The former chemical engineer, who was offered a Fulbright scholarship to study at the prestigious Massachusetts Institute of Technology, may be reverting to basics, but his monumental portrayal of He-Man, produced by the famed Golan-Globus team, is anything but scaled down.
"I had to train for four months for this role," Lundgren says, "and I had to continue to work out daily during the 5l/2-week shoot. Sometimes I'd have to get up at 5 A.M. to get in a 45minute workout during the day. I would break up my exercises, doing my chest in the morning, for example, my shoulders during lunch and putting in some time on the stationary bicycle in the evening. And, of course, I would pump up on the set a lot during the day.
"The combination of training hard and being involved in a lot of action scenes," he explains, "made it essential for me to treat my body well and also to obtain maximum recuperation. So I got regular massages from Drew Francis, who also works on John McEnroe and Chris Evert Lloyd, to stay loose and maintain good muscle tone. And when that isn't enough and I needed some kinks worked out, I relied on my chiropractor, Greg Teft. "My diet was much better planned than it had been for Rocky IV" Lundgren says. "I talked to a number of nutritionists, and the program I came up with was very, very strict. For example, I cut out fats as much as possible. I wouldn't eat bread, dressings or sauces. Everything had to be unprocessed, quality food with high nutrition and no extra calories.
"My fluid intake was water, iced tea and coffee. After a while, I adjusted to always being just a little hungry. I got used to it because I knew that it contributed to how good I looked on screen. But beyond that, being hungry makes you edgy and more aggressive, and I found this contributed to my being able to play He-Man, a character filled with restless energy-just barely under control.

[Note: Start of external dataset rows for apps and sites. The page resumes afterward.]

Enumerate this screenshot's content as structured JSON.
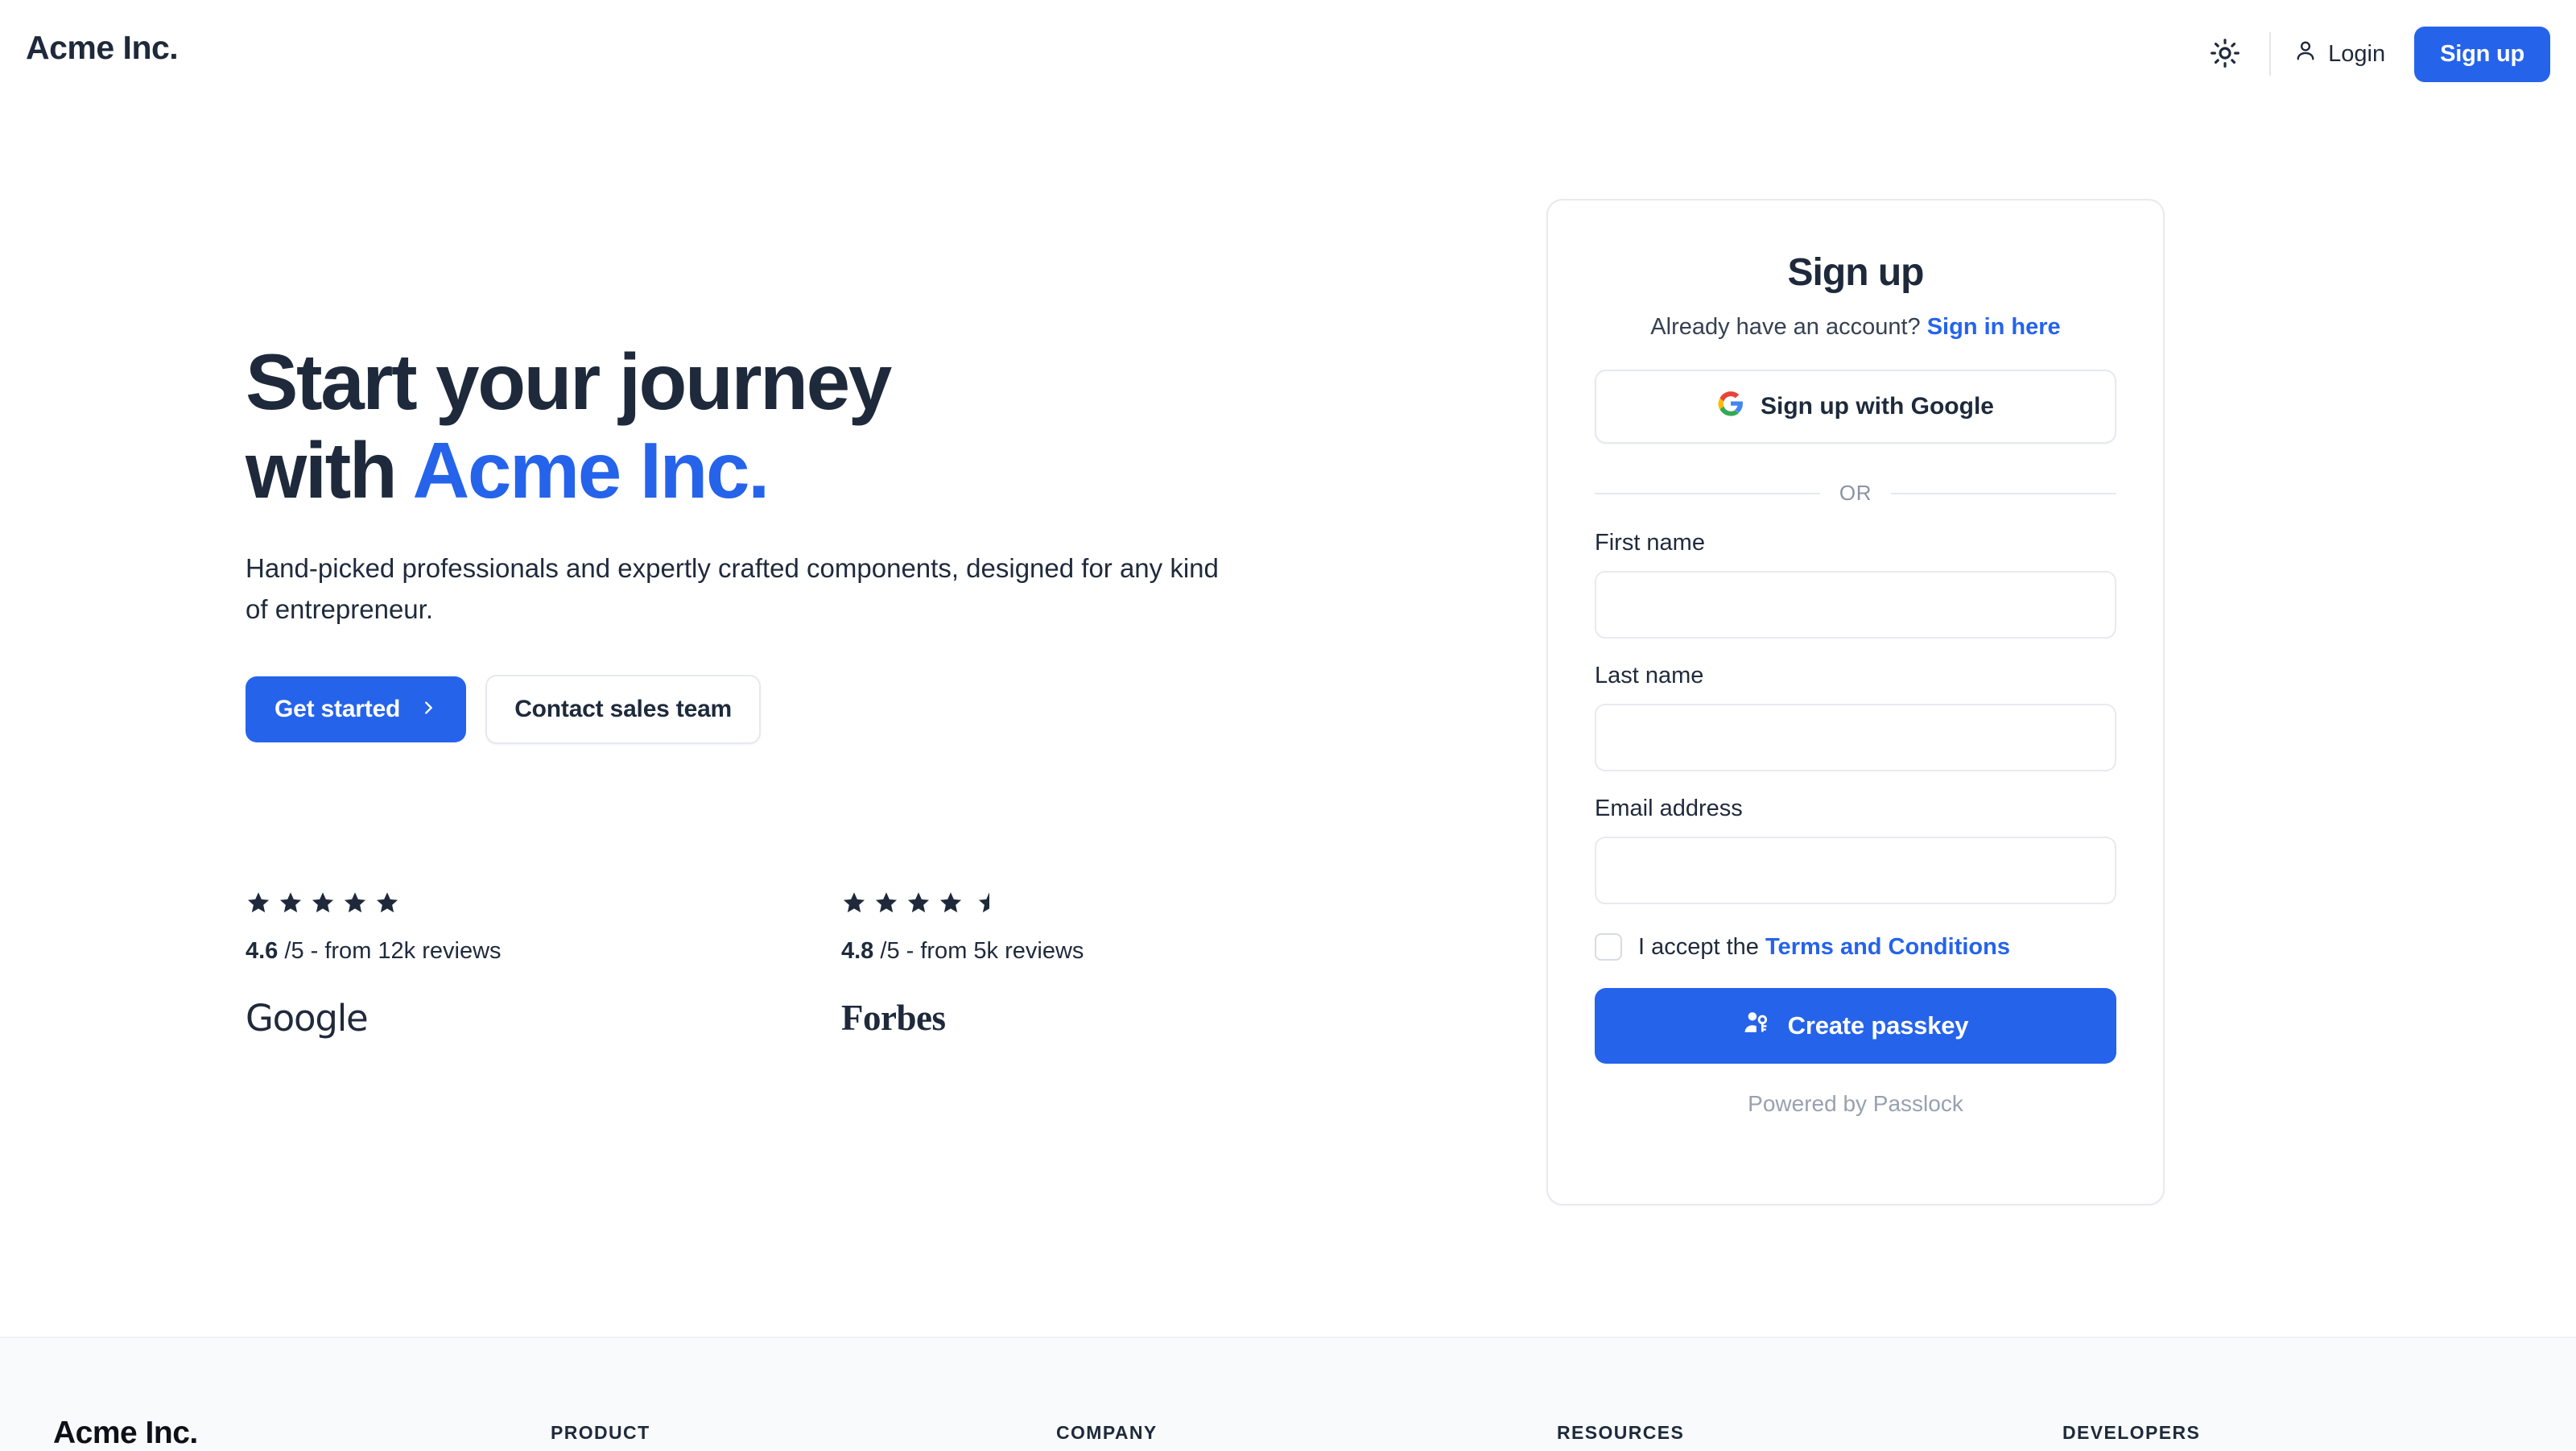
{
  "header": {
    "brand": "Acme Inc.",
    "theme_toggle_icon": "sun-icon",
    "login_icon": "user-icon",
    "login_label": "Login",
    "signup_label": "Sign up"
  },
  "hero": {
    "heading_line1": "Start your journey",
    "heading_line2_prefix": "with ",
    "heading_line2_accent": "Acme Inc.",
    "subtitle": "Hand-picked professionals and expertly crafted components, designed for any kind of entrepreneur.",
    "primary_cta": "Get started",
    "primary_cta_icon": "chevron-right-icon",
    "secondary_cta": "Contact sales team"
  },
  "ratings": [
    {
      "stars_full": 5,
      "stars_half": 0,
      "score": "4.6",
      "suffix": "/5 - from 12k reviews",
      "brand": "Google"
    },
    {
      "stars_full": 4,
      "stars_half": 1,
      "score": "4.8",
      "suffix": "/5 - from 5k reviews",
      "brand": "Forbes"
    }
  ],
  "signup_card": {
    "title": "Sign up",
    "subtitle_text": "Already have an account? ",
    "signin_link": "Sign in here",
    "google_button_label": "Sign up with Google",
    "google_icon": "google-g-icon",
    "divider_label": "OR",
    "fields": [
      {
        "label": "First name",
        "value": "",
        "placeholder": ""
      },
      {
        "label": "Last name",
        "value": "",
        "placeholder": ""
      },
      {
        "label": "Email address",
        "value": "",
        "placeholder": ""
      }
    ],
    "terms_checked": false,
    "terms_text": "I accept the ",
    "terms_link": "Terms and Conditions",
    "submit_label": "Create passkey",
    "submit_icon": "user-key-icon",
    "powered_by": "Powered by Passlock"
  },
  "footer": {
    "brand": "Acme Inc.",
    "columns": [
      {
        "title": "PRODUCT"
      },
      {
        "title": "COMPANY"
      },
      {
        "title": "RESOURCES"
      },
      {
        "title": "DEVELOPERS"
      }
    ]
  },
  "colors": {
    "accent_blue": "#2563eb",
    "text_dark": "#1e2a3b",
    "border_light": "#e8eaef",
    "footer_bg": "#f8fafc",
    "muted": "#98a1b0"
  }
}
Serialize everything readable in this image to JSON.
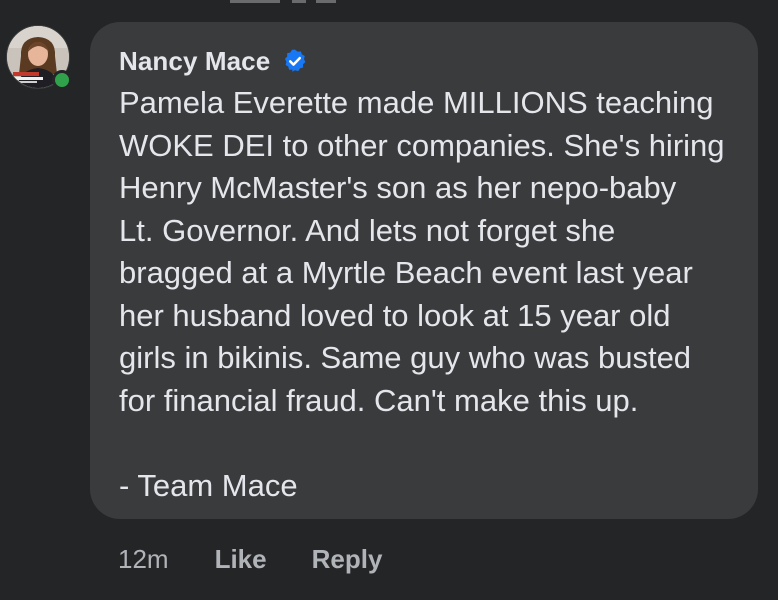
{
  "comment": {
    "author": "Nancy Mace",
    "verified": true,
    "body": "Pamela Everette made MILLIONS teaching\nWOKE DEI to other companies. She's hiring\nHenry McMaster's son as her nepo-baby\nLt. Governor. And lets not forget she\nbragged at a Myrtle Beach event last year\nher husband loved to look at 15 year old\ngirls in bikinis. Same guy who was busted\nfor financial fraud. Can't make this up.\n\n- Team Mace",
    "timestamp": "12m",
    "online": true
  },
  "actions": {
    "like_label": "Like",
    "reply_label": "Reply"
  },
  "icons": {
    "verified": "verified-badge-icon",
    "online": "online-status-icon"
  },
  "colors": {
    "background": "#242526",
    "bubble": "#3a3b3c",
    "text_primary": "#e4e6eb",
    "text_secondary": "#b0b3b8",
    "verified_blue": "#1877f2",
    "online_green": "#31a24c"
  }
}
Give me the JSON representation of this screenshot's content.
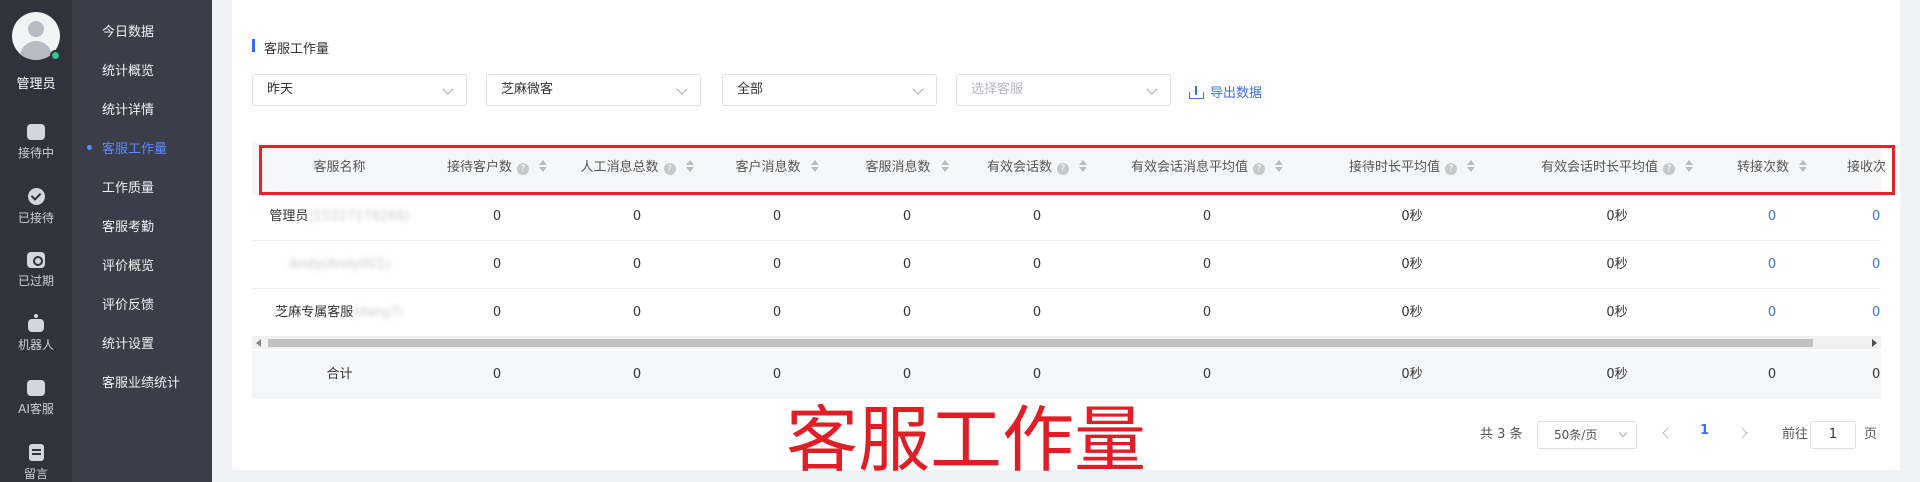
{
  "rail": {
    "admin_name": "管理员",
    "items": [
      {
        "label": "接待中",
        "icon": "chat-icon"
      },
      {
        "label": "已接待",
        "icon": "check-circle-icon"
      },
      {
        "label": "已过期",
        "icon": "expired-icon"
      },
      {
        "label": "机器人",
        "icon": "robot-icon"
      },
      {
        "label": "AI客服",
        "icon": "ai-chat-icon"
      },
      {
        "label": "留言",
        "icon": "message-note-icon"
      }
    ]
  },
  "menu": {
    "items": [
      "今日数据",
      "统计概览",
      "统计详情",
      "客服工作量",
      "工作质量",
      "客服考勤",
      "评价概览",
      "评价反馈",
      "统计设置",
      "客服业绩统计"
    ],
    "active_index": 3,
    "accent_color": "#5d8bff"
  },
  "section": {
    "title": "客服工作量"
  },
  "filters": {
    "date": "昨天",
    "scene": "芝麻微客",
    "scope": "全部",
    "agent_placeholder": "选择客服",
    "export_label": "导出数据"
  },
  "table": {
    "columns": [
      "客服名称",
      "接待客户数",
      "人工消息总数",
      "客户消息数",
      "客服消息数",
      "有效会话数",
      "有效会话消息平均值",
      "接待时长平均值",
      "有效会话时长平均值",
      "转接次数",
      "接收次"
    ],
    "rows": [
      {
        "name": "管理员",
        "name_suffix": "(15317178266)",
        "values": [
          "0",
          "0",
          "0",
          "0",
          "0",
          "0",
          "0秒",
          "0秒",
          "0",
          "0"
        ]
      },
      {
        "name": "",
        "name_suffix": "Andy(Andy001)",
        "values": [
          "0",
          "0",
          "0",
          "0",
          "0",
          "0",
          "0秒",
          "0秒",
          "0",
          "0"
        ]
      },
      {
        "name": "芝麻专属客服",
        "name_suffix": "(dany7)",
        "values": [
          "0",
          "0",
          "0",
          "0",
          "0",
          "0",
          "0秒",
          "0秒",
          "0",
          "0"
        ]
      }
    ],
    "total": {
      "label": "合计",
      "values": [
        "0",
        "0",
        "0",
        "0",
        "0",
        "0",
        "0秒",
        "0秒",
        "0",
        "0"
      ]
    }
  },
  "caption": "客服工作量",
  "pagination": {
    "total_text": "共 3 条",
    "page_size": "50条/页",
    "current_page": "1",
    "goto_label": "前往",
    "goto_value": "1",
    "page_unit": "页"
  },
  "colors": {
    "highlight": "#e8202a",
    "link": "#3d6fe8",
    "caption": "#e11d26"
  }
}
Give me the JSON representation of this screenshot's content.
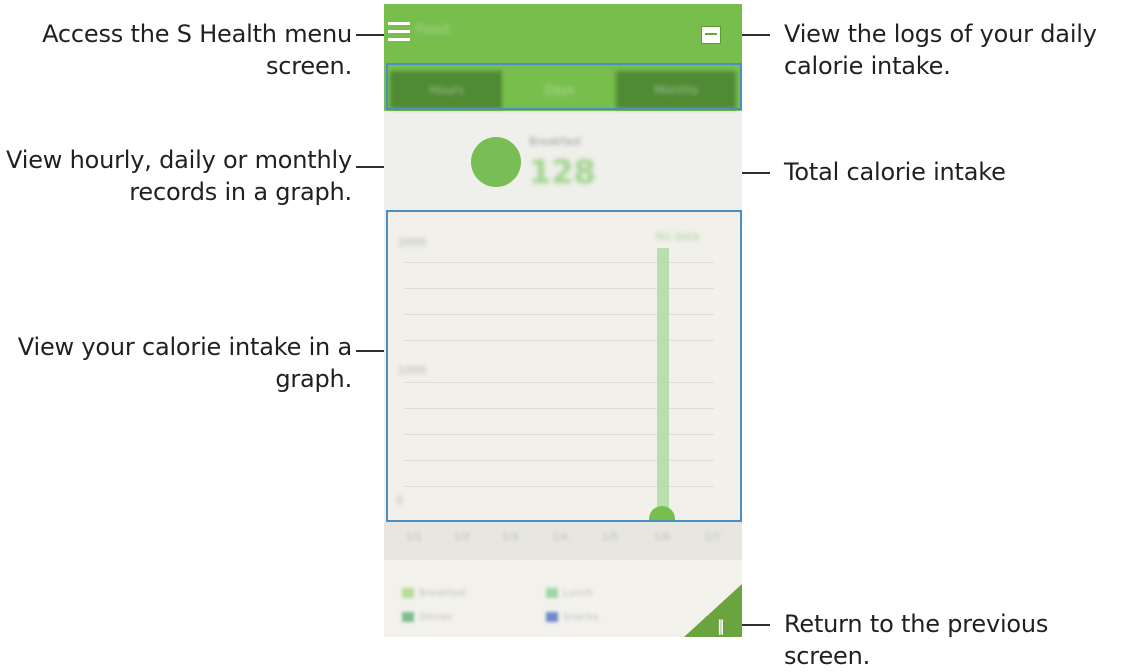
{
  "callouts": {
    "menu": "Access the S Health menu screen.",
    "logs": "View the logs of your daily calorie intake.",
    "records": "View hourly, daily or monthly records in a graph.",
    "total": "Total calorie intake",
    "graph": "View your calorie intake in a graph.",
    "back": "Return to the previous screen."
  },
  "screen": {
    "title": "Food",
    "tabs": [
      "Hours",
      "Days",
      "Months"
    ],
    "selected_tab": "Days",
    "intake_label": "Breakfast",
    "intake_value": "128",
    "graph_hint": "No data",
    "graph_ylabels": [
      "2000",
      "1000",
      "0"
    ],
    "xticks": [
      "1/1",
      "1/2",
      "1/3",
      "1/4",
      "1/5",
      "1/6",
      "1/7"
    ],
    "legend": [
      "Breakfast",
      "Lunch",
      "Dinner",
      "Snacks"
    ],
    "colors": {
      "accent": "#78be4d",
      "dark_accent": "#4f8a34",
      "highlight_box": "#4a8fc4"
    },
    "icons": {
      "menu": "menu-icon",
      "logs": "log-icon",
      "back": "fork-knife-icon"
    }
  }
}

"I playa fantasy character, but I tried to bring some realism to the role. I tried to show a soft side along with a hard side, and to incorporate some wit and intelligence along with the brawn. He-Man is larger than life, but he's also a Renaissance man."
When quizzed about his own attitudes, Lundgren responds, "My sense of what it means to be a man in the '80s revolves around a balance between one's emotional side and one's physical side. There has to be a balance there. The combination of emotionality and physicality creates a kind of sensuality I think is essential for contemporary man."
Lundgren expresses admiration for Marion Brando, an actor he sees as possessing a winning combination of the overtly physical and the unapologetically vulnerable. "Brando was the first to play the likable villain. The Wild One was a great image. I would like to play those kinds of roles, not the sugar-soft kind. Or a good kind of guy who's slightly unlikable. You've got to have those two sides, other-wise you're boring." Lundgren is unlikely to bore audiences with his next project, in which he will playa chiaroscuro, good-bad character: an assassin with a heart of gold. "I'm looking forward to filming in Namibia, on the southwest coast of Africa. It's an R-rated action/adventure/ drama with political overtones." The as yet untitled Warner Bros. project is currently in preproduction, with a start day slated for mid-August.
Lundgren insists that it's probably his European upbringing that has inculcated in him his "dark side." "Europeans tend to have a slightly more decadent, raw, sensual side to them, which is why the press in Europe seems much more responsive to me. Many Americans don't pick this up." Lundgren's future plans include making the kind of "art films" most often produced in Europe, as well as the more commercially oriented audience-pleasers he insists American filmmakers do so well. "In the States everything revolves around the dollar," he says. "Commercial success is everything. I would like to do the small art film as well as the big American box-office hit. Ultimately, as with everything else, there has to be a balance. And a balance in Hollywood is not easy to achieve."